Pakistanis retaliated by putting Dr Shakil Afridi in irons despite shrill and threatening calls for his release by US Congressmen and Senators, by outing the CIA station chief in Islamabad and later by cutting off NATO supplies following the Salala incident. The Americans hit back when, on the eve of his departure, CJCSC Admiral Mike Mullen publicly accused the ISI of being “a veritable arm of the Haqqani network”.

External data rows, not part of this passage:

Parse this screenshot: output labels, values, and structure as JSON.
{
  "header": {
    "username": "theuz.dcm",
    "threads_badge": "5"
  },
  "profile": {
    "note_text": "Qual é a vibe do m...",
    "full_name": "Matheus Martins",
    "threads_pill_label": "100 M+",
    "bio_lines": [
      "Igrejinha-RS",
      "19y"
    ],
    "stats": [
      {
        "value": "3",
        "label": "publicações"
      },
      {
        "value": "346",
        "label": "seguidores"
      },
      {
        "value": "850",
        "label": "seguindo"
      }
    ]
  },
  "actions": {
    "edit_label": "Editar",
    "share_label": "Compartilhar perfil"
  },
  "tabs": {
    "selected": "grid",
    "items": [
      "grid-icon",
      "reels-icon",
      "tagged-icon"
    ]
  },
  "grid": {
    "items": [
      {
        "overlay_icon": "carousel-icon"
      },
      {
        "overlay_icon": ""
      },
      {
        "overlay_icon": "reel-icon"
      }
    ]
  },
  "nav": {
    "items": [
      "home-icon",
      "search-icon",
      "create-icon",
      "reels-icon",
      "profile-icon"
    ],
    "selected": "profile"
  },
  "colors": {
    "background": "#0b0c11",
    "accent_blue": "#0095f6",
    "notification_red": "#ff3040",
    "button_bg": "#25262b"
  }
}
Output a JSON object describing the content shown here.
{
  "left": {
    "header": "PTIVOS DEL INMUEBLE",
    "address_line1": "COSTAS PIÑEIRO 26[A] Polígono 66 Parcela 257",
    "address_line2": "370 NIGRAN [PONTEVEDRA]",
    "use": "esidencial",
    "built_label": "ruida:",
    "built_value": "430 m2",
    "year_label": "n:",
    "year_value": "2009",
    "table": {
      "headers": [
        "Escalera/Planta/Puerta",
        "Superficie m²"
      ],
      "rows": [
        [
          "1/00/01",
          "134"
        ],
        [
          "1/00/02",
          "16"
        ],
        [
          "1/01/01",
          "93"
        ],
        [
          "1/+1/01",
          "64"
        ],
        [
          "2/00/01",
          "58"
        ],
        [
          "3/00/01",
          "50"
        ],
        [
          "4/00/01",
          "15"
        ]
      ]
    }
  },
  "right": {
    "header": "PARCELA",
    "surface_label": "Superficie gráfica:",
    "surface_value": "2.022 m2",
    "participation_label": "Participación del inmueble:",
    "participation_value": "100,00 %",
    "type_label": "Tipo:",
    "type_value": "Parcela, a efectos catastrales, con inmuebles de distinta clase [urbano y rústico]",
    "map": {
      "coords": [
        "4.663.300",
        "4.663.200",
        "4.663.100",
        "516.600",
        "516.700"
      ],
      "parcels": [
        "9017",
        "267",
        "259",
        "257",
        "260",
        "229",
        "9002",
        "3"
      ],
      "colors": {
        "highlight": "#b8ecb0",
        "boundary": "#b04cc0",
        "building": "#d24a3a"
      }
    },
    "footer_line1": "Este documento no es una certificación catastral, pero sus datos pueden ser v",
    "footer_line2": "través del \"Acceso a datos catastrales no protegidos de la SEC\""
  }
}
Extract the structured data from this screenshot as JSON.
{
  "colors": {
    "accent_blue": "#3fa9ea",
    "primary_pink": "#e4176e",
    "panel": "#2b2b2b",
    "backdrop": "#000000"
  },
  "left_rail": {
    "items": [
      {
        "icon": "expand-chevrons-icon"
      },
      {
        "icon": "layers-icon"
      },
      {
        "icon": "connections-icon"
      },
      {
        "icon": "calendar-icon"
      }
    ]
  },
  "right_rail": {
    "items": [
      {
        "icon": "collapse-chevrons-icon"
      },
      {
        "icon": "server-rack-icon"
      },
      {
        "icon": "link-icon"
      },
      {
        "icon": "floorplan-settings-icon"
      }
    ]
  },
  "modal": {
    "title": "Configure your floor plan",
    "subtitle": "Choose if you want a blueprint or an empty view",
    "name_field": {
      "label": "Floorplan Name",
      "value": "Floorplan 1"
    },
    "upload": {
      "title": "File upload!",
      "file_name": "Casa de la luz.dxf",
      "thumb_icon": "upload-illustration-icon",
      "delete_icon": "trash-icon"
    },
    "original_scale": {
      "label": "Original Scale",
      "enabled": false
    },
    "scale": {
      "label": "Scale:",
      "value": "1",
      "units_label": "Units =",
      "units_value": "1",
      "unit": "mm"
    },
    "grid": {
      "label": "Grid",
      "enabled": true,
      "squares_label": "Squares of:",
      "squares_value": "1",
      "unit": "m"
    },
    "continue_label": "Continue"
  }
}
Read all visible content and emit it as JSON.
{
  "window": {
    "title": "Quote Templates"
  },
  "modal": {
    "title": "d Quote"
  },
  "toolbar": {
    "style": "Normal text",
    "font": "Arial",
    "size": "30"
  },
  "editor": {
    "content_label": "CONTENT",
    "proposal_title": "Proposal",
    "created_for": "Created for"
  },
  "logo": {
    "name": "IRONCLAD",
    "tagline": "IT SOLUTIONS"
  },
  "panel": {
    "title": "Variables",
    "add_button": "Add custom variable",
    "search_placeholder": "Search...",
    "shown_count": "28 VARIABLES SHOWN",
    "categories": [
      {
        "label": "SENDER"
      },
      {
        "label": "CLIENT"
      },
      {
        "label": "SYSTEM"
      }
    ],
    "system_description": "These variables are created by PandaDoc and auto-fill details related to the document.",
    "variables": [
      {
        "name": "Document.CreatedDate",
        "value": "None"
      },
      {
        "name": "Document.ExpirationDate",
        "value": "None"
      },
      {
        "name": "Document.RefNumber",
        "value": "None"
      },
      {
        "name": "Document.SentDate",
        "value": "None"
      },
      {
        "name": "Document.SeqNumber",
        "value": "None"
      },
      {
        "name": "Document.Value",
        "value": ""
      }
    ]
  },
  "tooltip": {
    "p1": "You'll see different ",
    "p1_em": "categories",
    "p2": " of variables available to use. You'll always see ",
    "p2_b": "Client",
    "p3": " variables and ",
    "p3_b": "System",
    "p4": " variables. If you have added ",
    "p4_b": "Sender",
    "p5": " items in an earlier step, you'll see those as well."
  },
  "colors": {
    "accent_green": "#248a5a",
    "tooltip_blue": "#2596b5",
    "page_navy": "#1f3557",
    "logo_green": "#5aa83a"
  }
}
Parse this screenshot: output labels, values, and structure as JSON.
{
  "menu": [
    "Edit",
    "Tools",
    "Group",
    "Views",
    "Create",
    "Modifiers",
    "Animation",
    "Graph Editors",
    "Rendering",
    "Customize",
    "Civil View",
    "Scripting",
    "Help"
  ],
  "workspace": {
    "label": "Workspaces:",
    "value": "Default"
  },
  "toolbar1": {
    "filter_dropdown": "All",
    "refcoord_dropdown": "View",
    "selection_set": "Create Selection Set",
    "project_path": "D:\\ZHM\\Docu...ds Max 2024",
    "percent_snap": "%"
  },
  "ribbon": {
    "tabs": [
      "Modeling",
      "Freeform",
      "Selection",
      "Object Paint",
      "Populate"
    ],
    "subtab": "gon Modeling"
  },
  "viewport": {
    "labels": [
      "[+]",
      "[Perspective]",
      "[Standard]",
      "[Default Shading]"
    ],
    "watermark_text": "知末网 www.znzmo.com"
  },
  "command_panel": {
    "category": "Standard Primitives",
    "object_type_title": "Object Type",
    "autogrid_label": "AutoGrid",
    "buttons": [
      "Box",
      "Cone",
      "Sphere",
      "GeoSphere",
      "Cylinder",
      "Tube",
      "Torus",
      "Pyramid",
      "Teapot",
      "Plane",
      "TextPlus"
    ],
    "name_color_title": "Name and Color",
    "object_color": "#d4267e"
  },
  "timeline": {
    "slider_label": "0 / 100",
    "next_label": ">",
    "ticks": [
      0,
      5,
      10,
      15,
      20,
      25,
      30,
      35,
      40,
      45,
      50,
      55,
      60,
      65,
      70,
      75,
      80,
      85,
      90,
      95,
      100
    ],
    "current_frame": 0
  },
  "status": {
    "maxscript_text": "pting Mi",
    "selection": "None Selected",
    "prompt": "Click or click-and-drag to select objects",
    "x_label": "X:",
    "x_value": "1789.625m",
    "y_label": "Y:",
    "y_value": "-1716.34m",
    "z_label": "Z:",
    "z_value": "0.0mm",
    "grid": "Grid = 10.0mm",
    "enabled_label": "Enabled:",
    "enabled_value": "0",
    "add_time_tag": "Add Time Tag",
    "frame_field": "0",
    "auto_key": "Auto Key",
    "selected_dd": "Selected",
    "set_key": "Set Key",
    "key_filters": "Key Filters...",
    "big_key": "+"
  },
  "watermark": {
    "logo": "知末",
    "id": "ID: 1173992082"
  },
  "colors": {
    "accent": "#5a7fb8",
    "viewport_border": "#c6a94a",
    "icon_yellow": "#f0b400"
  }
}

One explanation can be offered that combines elements of the three versions – Pakistani, American and Hersh’s – into a highly plausible scenario. The night raid was expected to be a very high-risk affair if the Pakistanis were not in the loop. It risked becoming Obama’s “botch-up” on the eve of his re-election just as the Iran hostage rescue crisis became for President Jimmy Carter in 1979-80. Perhaps, therefore, the Americans actually took Generals Kayani/Pasha into confidence to the extent of telling them the fib that they had located a “very high value target” (maybe Ayman al Zawahiri but definitely not OBL) somewhere in the mountains in the north of Pakistan and were going to dispatch an extract-and-kill Seal team from Afghanistan to nail him and requested their cooperation in not disrupting the operation. This would explain the relative ease with which the US raid was conducted. It would also explain why the Pakistanis gave their permission because they thought it would be a failed mission since they knew that there was no high value target like OBL in the target area. It would, finally, explain their rage and frustration when the low-flying helicopters veered off course at the last minute and went to Abbotabad instead of further north.

The two sides had connived with and lied to each other, but one had double-crossed the other successfully, so their secret would remain buried between them.

Seymour Hersh is on the right track. But there are errors of omission and commission in his story that erode its authenticity, like that of the cover stories of both Pakistan and America. The truth lies somewhere in-between.

May 9

Apas Ki Baat 09 May 2015

Posted on Saturday, May 9, 2015 in Aapas ki baat with Najam Sethi on Geo

May 8

Apas Ki Baat 08 May 2015

Posted on Friday, May 8, 2015 in Aapas ki baat with Najam Sethi on Geo